Chefs use this term a lot.. and it adds a lot of flavor! Deglaze: To loosen brown bits from a pan by adding a liquid, then heating while stirring and scraping the pan.

When making fried food, this term is used a lot: Dredge: To cover or coat uncooked food, usually with a flour, cornmeal mixture or bread crumbs.

If I say use the chicken/turkey/beef drippings it means: Drippings: Juices and fats rendered by meat or poultry during cooking.

Ever wonder what starting your dish on fire is called??? (When it’s ON PURPOSE!!???) Flambé: To drizzle liquor over a food while it is cooking, then when the alcohol has warmed, ignite the food just before serving.

And… another baking term: Fold: To combine light ingredients such as whipped cream or beaten egg whites with a heavier mixture, using a gentle over-and-under motion, usually with a rubber spatula.

Poach: To cook a food by partially or completely submerging it in a simmering liquid.

Reconstitute: To bring a concentrated or condensed food, such as frozen fruit juice, to its original strength by adding water.

Reduce: To decrease the volume of a liquid by boiling it rapidly to cause evaporation. As the liquid evaporates, it thickens and intensifies in flavor. The resulting richly flavored liquid, called a reduction, can be used as a sauce or as the base of a sauce. When reducing liquids, use the pan size specified in the recipe, as the surface area of the pan affects how quickly the liquid will evaporate.

Saute: From the French word sauter, meaning “to jump.” Sauteed food is cooked and stirred in a small amount of fat over fairly high heat in an open, shallow pan. Food cut into uniform size sautes the best.

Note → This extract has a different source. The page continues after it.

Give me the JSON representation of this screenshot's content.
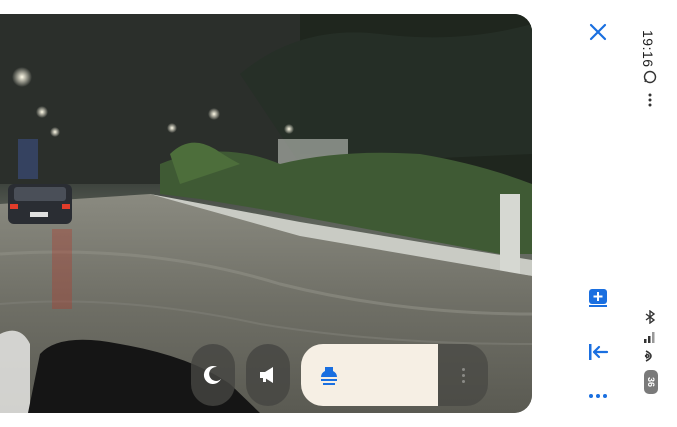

Those are just a few terms. If you have another one that you’d like me to define and give an example of, please let me know!!!

Ok, now tips:

Shrimp: I have found that the best way to get the BEST tasting shrimp is to bake it. It just always comes out evenly and perfectly cooked for me. I start out with thawed UNCOOKED shrimp, peeled and deveined. Wonder how to do it on your own?

I always use Ina Garten’s recipe for shrimp. She is the one I followed to get the perfectly cooked shrimp. I sometimes adjust it a bit, but I always use the temperature she says, and I adjust the time based on how large the shrimp are. I’m not the only one either! Other blogs follow her great ways too!

Here is Ina Garten’s original recipe showing it:


I have found, after trial and error, that my steak always turns out best when I start out by searing it on the stove (or browning) and then finishing it in the pre-heated oven for a certain amount of time until it reaches my desired temperature. Always. If I try to make it on the stove top only, it is usually either under done or over done. Just from my observations.

Mashed Potatoes:

Want them the most creamy? Add sour cream and whip them either in a stand mixer, or with a hand mixer. Seriously… whipped and delicious!


I have found that sauteing or roasting vegetables keeps more vitamins and color in vegetables (even from frozen) than boiling them. Try it!

Want me to post other tips or tricks?? Ask me!! Comment below and I’ll do my best to find them!